In a sense, the challenge facing SIA is a microcosm of that confronting Singapore - others have begun to do what we have done so well in past decades and are rushing up the learning curve, snapping at our heels, offering the same or more, for less. 'And at my back I always hear time's winged chariot hurrying near,' to borrow the haunting lines from Andrew Marvell's poem.
SIA's CEO Goh Choon Phong has said in a recent interview that the airline is unfazed by the heightened competition. New planes are coming and new inflight features are being worked on. He declined to give away any secrets, but I wish him well, as he has his work cut out for him.
For my money, everything turns on delivering consistently great service, right down to the little human touches that can make all the difference.
I caught a glimpse of this on a recent SQ flight to the Maldives. As I was waiting in the aisle for my turn to use the loo, two stewardesses emerged from the galley with a cake. They walked quietly up to a young couple snuggling in their seats, and whispered: 'Congratulations! We hope you enjoy your honeymoon.'
Nice little touch, I thought to myself, as I observed the newly weds' delight.
That, to me, was and perhaps always will be SIA's killer app: Finding more, and innovative, ways for the Singapore Girl to make flying fun, even memorable, all over again.
As I was stepping off the plane, someone called out: 'Thank you for flying with us, Mr Fernandez.

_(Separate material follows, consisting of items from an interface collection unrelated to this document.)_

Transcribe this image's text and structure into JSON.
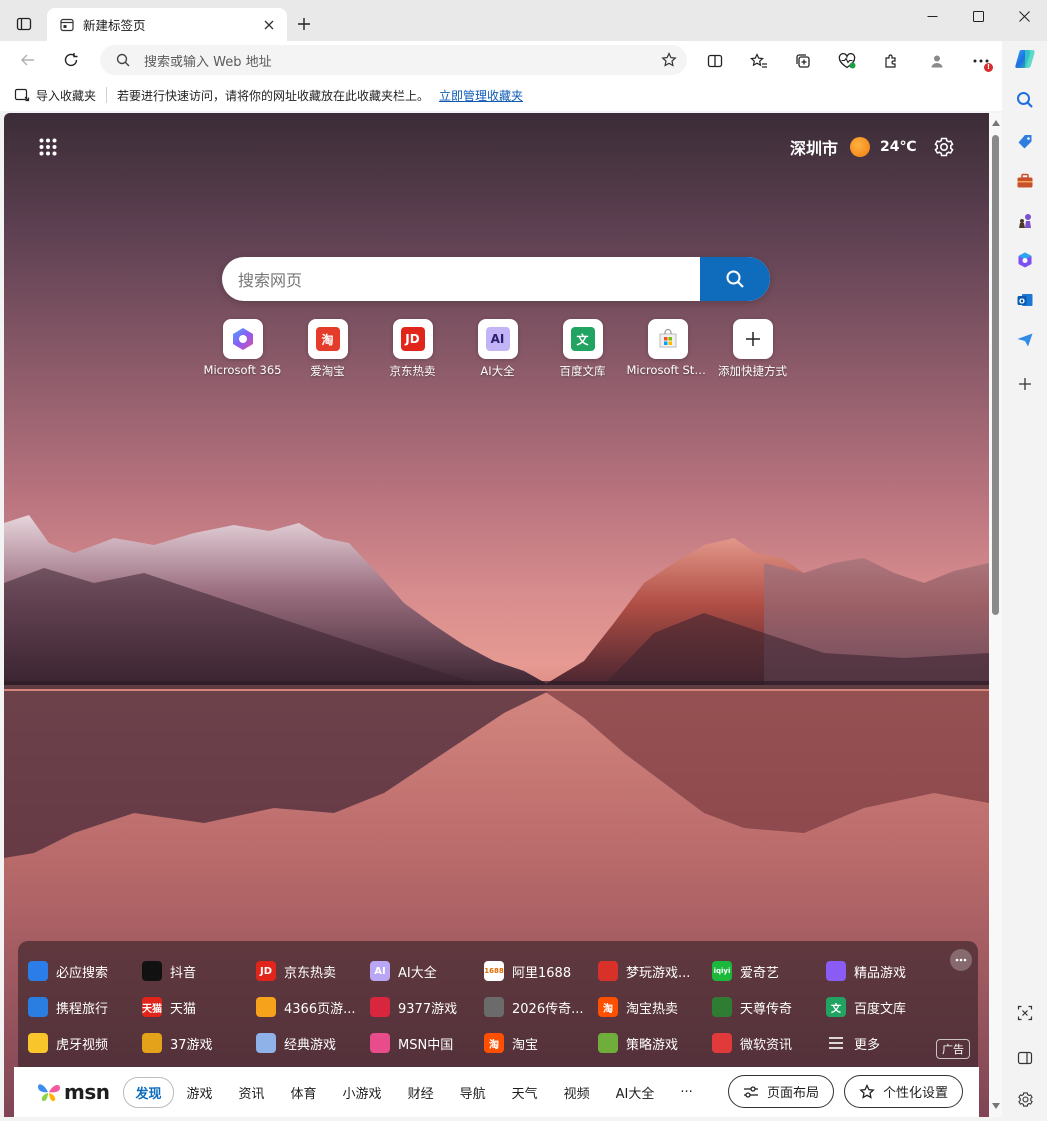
{
  "tab": {
    "title": "新建标签页"
  },
  "address_bar": {
    "placeholder": "搜索或输入 Web 地址"
  },
  "bookmarks_bar": {
    "import_label": "导入收藏夹",
    "hint": "若要进行快速访问，请将你的网址收藏放在此收藏夹栏上。",
    "manage_link": "立即管理收藏夹"
  },
  "weather": {
    "city": "深圳市",
    "temperature": "24℃"
  },
  "search": {
    "placeholder": "搜索网页"
  },
  "quick_links": [
    {
      "label": "Microsoft 365"
    },
    {
      "label": "爱淘宝",
      "glyph": "淘"
    },
    {
      "label": "京东热卖",
      "glyph": "JD"
    },
    {
      "label": "AI大全",
      "glyph": "AI"
    },
    {
      "label": "百度文库",
      "glyph": "文"
    },
    {
      "label": "Microsoft Store"
    },
    {
      "label": "添加快捷方式"
    }
  ],
  "links_panel": {
    "items": [
      {
        "label": "必应搜索",
        "color": "#2b7de9"
      },
      {
        "label": "抖音",
        "color": "#111111"
      },
      {
        "label": "京东热卖",
        "color": "#e1251b",
        "glyph": "JD"
      },
      {
        "label": "AI大全",
        "color": "#b9a6f5",
        "glyph": "AI"
      },
      {
        "label": "阿里1688",
        "color": "#ffffff",
        "glyph": "1688"
      },
      {
        "label": "梦玩游戏...",
        "color": "#d8312a"
      },
      {
        "label": "爱奇艺",
        "color": "#1bb83c",
        "glyph": "iqiyi"
      },
      {
        "label": "精品游戏",
        "color": "#8a5cf5"
      },
      {
        "label": "携程旅行",
        "color": "#2a7de1"
      },
      {
        "label": "天猫",
        "color": "#e1251b",
        "glyph": "天猫"
      },
      {
        "label": "4366页游...",
        "color": "#f7a21b"
      },
      {
        "label": "9377游戏",
        "color": "#d7263d"
      },
      {
        "label": "2026传奇...",
        "color": "#6b6b6b"
      },
      {
        "label": "淘宝热卖",
        "color": "#ff5000",
        "glyph": "淘"
      },
      {
        "label": "天尊传奇",
        "color": "#2e7d32"
      },
      {
        "label": "百度文库",
        "color": "#21a461",
        "glyph": "文"
      },
      {
        "label": "虎牙视频",
        "color": "#f8c52b"
      },
      {
        "label": "37游戏",
        "color": "#e3a21a"
      },
      {
        "label": "经典游戏",
        "color": "#8fb3e8"
      },
      {
        "label": "MSN中国",
        "color": "#e84c8a"
      },
      {
        "label": "淘宝",
        "color": "#ff5000",
        "glyph": "淘"
      },
      {
        "label": "策略游戏",
        "color": "#6fae3b"
      },
      {
        "label": "微软资讯",
        "color": "#e03a3a"
      },
      {
        "label": "更多",
        "color": "transparent"
      }
    ],
    "ad_label": "广告"
  },
  "msn_bar": {
    "logo": "msn",
    "nav": [
      "发现",
      "游戏",
      "资讯",
      "体育",
      "小游戏",
      "财经",
      "导航",
      "天气",
      "视频",
      "AI大全",
      "···"
    ],
    "layout_button": "页面布局",
    "personalize_button": "个性化设置"
  }
}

Hope to see you again soon.'
I smiled, and thanked her. Deep down, I hoped so too